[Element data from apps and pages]
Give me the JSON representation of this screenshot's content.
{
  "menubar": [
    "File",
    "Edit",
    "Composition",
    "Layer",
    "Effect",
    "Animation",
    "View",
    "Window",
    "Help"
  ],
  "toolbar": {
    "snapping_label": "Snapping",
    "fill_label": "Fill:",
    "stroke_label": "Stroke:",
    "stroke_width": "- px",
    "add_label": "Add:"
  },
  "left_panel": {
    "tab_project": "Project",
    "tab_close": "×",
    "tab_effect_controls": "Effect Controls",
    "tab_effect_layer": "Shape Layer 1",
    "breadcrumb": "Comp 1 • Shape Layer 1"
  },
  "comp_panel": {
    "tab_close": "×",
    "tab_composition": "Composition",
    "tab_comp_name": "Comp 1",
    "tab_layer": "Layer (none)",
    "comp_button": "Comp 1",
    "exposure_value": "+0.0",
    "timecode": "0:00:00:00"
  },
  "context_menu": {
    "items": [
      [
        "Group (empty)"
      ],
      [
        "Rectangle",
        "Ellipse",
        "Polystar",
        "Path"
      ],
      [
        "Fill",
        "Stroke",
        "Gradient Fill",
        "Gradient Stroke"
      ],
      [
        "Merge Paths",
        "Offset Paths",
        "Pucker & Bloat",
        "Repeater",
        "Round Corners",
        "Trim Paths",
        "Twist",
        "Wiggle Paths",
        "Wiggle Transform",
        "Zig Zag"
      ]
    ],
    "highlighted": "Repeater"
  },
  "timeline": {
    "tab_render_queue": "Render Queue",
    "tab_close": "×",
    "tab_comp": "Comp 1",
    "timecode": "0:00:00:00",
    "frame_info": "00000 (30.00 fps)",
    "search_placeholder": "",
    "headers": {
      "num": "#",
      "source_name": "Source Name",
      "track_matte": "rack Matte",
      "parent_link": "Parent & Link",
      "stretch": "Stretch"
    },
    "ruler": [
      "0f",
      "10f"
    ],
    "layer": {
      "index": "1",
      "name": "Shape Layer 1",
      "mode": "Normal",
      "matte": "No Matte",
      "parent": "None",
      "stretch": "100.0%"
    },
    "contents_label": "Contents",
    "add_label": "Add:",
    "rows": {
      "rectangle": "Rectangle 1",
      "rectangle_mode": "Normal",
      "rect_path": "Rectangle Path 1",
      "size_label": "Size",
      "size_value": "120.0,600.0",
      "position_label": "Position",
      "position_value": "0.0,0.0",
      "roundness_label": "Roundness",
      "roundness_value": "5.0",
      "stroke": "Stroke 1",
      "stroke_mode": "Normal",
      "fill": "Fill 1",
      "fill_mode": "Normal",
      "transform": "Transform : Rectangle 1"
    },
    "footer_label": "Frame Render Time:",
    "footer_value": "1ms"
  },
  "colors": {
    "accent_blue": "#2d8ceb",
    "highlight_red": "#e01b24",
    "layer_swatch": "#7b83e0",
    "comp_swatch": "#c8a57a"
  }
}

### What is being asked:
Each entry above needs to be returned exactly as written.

### Answer section:
Give me the JSON representation of this screenshot's content.
{
  "menubar": [
    "File",
    "Edit",
    "Composition",
    "Layer",
    "Effect",
    "Animation",
    "View",
    "Window",
    "Help"
  ],
  "toolbar": {
    "snapping_label": "Snapping",
    "fill_label": "Fill:",
    "stroke_label": "Stroke:",
    "stroke_width": "- px",
    "add_label": "Add:"
  },
  "left_panel": {
    "tab_project": "Project",
    "tab_close": "×",
    "tab_effect_controls": "Effect Controls",
    "tab_effect_layer": "Shape Layer 1",
    "breadcrumb": "Comp 1 • Shape Layer 1"
  },
  "comp_panel": {
    "tab_close": "×",
    "tab_composition": "Composition",
    "tab_comp_name": "Comp 1",
    "tab_layer": "Layer (none)",
    "comp_button": "Comp 1",
    "exposure_value": "+0.0",
    "timecode": "0:00:00:00"
  },
  "context_menu": {
    "items": [
      [
        "Group (empty)"
      ],
      [
        "Rectangle",
        "Ellipse",
        "Polystar",
        "Path"
      ],
      [
        "Fill",
        "Stroke",
        "Gradient Fill",
        "Gradient Stroke"
      ],
      [
        "Merge Paths",
        "Offset Paths",
        "Pucker & Bloat",
        "Repeater",
        "Round Corners",
        "Trim Paths",
        "Twist",
        "Wiggle Paths",
        "Wiggle Transform",
        "Zig Zag"
      ]
    ],
    "highlighted": "Repeater"
  },
  "timeline": {
    "tab_render_queue": "Render Queue",
    "tab_close": "×",
    "tab_comp": "Comp 1",
    "timecode": "0:00:00:00",
    "frame_info": "00000 (30.00 fps)",
    "search_placeholder": "",
    "headers": {
      "num": "#",
      "source_name": "Source Name",
      "track_matte": "rack Matte",
      "parent_link": "Parent & Link",
      "stretch": "Stretch"
    },
    "ruler": [
      "0f",
      "10f"
    ],
    "layer": {
      "index": "1",
      "name": "Shape Layer 1",
      "mode": "Normal",
      "matte": "No Matte",
      "parent": "None",
      "stretch": "100.0%"
    },
    "contents_label": "Contents",
    "add_label": "Add:",
    "rows": {
      "rectangle": "Rectangle 1",
      "rectangle_mode": "Normal",
      "rect_path": "Rectangle Path 1",
      "size_label": "Size",
      "size_value": "120.0,600.0",
      "position_label": "Position",
      "position_value": "0.0,0.0",
      "roundness_label": "Roundness",
      "roundness_value": "5.0",
      "stroke": "Stroke 1",
      "stroke_mode": "Normal",
      "fill": "Fill 1",
      "fill_mode": "Normal",
      "transform": "Transform : Rectangle 1"
    },
    "footer_label": "Frame Render Time:",
    "footer_value": "1ms"
  },
  "colors": {
    "accent_blue": "#2d8ceb",
    "highlight_red": "#e01b24",
    "layer_swatch": "#7b83e0",
    "comp_swatch": "#c8a57a"
  }
}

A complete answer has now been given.